Input for this task:
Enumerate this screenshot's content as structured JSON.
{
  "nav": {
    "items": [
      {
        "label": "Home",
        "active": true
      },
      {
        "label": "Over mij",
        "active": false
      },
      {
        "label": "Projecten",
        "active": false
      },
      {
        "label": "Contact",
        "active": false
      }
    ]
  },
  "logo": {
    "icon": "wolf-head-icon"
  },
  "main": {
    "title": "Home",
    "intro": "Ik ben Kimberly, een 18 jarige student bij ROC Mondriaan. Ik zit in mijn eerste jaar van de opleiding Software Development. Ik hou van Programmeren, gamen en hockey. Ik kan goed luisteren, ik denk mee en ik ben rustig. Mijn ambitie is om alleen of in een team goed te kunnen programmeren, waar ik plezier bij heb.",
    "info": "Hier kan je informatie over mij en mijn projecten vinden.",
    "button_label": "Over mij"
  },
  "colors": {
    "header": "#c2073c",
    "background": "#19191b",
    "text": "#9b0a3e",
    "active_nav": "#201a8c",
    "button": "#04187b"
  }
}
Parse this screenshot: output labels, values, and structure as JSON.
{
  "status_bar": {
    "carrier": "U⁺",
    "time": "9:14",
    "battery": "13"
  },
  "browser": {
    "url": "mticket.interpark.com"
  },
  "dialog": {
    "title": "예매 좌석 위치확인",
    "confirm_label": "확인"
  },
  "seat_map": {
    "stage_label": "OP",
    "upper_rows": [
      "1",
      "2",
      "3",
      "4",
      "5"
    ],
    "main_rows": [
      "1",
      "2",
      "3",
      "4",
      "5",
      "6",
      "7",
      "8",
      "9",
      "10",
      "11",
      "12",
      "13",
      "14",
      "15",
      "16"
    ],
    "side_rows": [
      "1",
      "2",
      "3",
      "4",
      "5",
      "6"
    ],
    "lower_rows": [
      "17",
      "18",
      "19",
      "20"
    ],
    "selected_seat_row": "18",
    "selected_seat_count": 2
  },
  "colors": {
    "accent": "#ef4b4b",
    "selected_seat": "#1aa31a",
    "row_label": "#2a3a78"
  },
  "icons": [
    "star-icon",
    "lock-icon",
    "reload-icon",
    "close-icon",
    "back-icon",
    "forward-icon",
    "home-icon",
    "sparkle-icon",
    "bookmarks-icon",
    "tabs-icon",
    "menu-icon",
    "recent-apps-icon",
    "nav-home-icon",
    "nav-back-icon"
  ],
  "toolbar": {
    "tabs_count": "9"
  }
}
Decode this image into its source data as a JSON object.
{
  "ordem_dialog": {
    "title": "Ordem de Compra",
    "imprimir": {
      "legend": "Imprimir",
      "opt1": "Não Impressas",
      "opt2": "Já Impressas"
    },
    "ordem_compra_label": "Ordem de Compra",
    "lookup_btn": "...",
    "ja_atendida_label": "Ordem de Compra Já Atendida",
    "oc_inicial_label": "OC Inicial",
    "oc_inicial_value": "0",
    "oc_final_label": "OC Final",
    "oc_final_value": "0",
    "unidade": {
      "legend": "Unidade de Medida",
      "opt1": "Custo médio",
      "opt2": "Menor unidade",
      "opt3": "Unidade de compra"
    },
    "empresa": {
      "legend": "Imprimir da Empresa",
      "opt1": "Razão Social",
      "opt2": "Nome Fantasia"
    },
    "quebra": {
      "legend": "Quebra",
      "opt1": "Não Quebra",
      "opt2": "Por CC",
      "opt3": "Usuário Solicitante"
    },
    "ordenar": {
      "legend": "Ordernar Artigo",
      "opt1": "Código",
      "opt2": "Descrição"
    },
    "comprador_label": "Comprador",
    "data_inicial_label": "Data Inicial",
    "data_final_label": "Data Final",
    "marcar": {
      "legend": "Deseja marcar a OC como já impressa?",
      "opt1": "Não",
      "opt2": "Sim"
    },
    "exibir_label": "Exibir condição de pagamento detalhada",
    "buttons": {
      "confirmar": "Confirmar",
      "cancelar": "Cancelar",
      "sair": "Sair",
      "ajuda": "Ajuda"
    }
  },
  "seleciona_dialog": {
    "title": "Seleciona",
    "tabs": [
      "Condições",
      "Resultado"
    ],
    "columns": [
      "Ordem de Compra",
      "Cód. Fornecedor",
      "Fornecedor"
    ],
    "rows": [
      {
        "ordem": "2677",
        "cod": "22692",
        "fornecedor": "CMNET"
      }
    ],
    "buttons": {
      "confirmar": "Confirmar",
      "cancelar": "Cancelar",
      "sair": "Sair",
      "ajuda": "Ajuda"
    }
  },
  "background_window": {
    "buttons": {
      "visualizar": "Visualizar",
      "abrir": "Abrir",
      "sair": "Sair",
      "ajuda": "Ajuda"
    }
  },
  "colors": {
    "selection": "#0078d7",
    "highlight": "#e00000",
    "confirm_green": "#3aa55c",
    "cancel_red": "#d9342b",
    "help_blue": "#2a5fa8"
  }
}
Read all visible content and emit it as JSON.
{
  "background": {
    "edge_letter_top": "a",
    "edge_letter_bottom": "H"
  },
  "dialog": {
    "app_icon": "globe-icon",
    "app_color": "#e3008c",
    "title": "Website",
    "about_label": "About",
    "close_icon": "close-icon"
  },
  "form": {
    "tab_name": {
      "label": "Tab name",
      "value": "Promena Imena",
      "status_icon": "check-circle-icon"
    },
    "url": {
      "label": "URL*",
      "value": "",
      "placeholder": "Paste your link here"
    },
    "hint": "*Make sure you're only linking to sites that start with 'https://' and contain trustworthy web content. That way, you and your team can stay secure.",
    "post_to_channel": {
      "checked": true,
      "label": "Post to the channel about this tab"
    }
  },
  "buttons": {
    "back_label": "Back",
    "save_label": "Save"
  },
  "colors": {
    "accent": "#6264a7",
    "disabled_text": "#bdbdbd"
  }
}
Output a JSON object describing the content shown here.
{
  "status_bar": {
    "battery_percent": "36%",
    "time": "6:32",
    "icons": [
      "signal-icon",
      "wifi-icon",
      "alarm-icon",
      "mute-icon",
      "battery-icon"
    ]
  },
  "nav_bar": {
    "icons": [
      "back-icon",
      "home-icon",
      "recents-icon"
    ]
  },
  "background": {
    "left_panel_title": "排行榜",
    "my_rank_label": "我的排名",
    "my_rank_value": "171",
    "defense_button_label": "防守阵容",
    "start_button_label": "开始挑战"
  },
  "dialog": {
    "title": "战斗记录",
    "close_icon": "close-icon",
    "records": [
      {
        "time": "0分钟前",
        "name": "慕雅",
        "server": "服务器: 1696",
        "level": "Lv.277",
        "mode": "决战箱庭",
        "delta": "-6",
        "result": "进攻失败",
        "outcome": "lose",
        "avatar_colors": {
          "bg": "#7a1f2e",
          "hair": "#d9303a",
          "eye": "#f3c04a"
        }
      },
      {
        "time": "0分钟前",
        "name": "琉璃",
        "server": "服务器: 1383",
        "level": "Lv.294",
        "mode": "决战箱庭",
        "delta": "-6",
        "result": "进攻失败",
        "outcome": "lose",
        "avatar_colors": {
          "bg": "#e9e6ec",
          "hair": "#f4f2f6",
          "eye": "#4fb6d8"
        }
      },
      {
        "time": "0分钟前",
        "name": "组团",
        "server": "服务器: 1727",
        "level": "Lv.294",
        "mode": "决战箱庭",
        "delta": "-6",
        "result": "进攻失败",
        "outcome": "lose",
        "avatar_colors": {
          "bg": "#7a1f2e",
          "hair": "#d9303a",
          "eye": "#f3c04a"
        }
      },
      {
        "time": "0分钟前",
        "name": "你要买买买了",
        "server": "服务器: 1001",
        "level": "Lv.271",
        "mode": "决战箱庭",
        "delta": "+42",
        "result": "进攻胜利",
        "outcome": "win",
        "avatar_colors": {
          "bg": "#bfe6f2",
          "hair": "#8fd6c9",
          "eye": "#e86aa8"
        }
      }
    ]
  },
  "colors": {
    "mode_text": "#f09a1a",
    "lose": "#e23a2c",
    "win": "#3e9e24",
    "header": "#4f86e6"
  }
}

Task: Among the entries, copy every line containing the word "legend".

Exercise answer:
      "legend": "Imprimir",
      "legend": "Unidade de Medida",
      "legend": "Imprimir da Empresa",
      "legend": "Quebra",
      "legend": "Ordernar Artigo",
      "legend": "Deseja marcar a OC como já impressa?",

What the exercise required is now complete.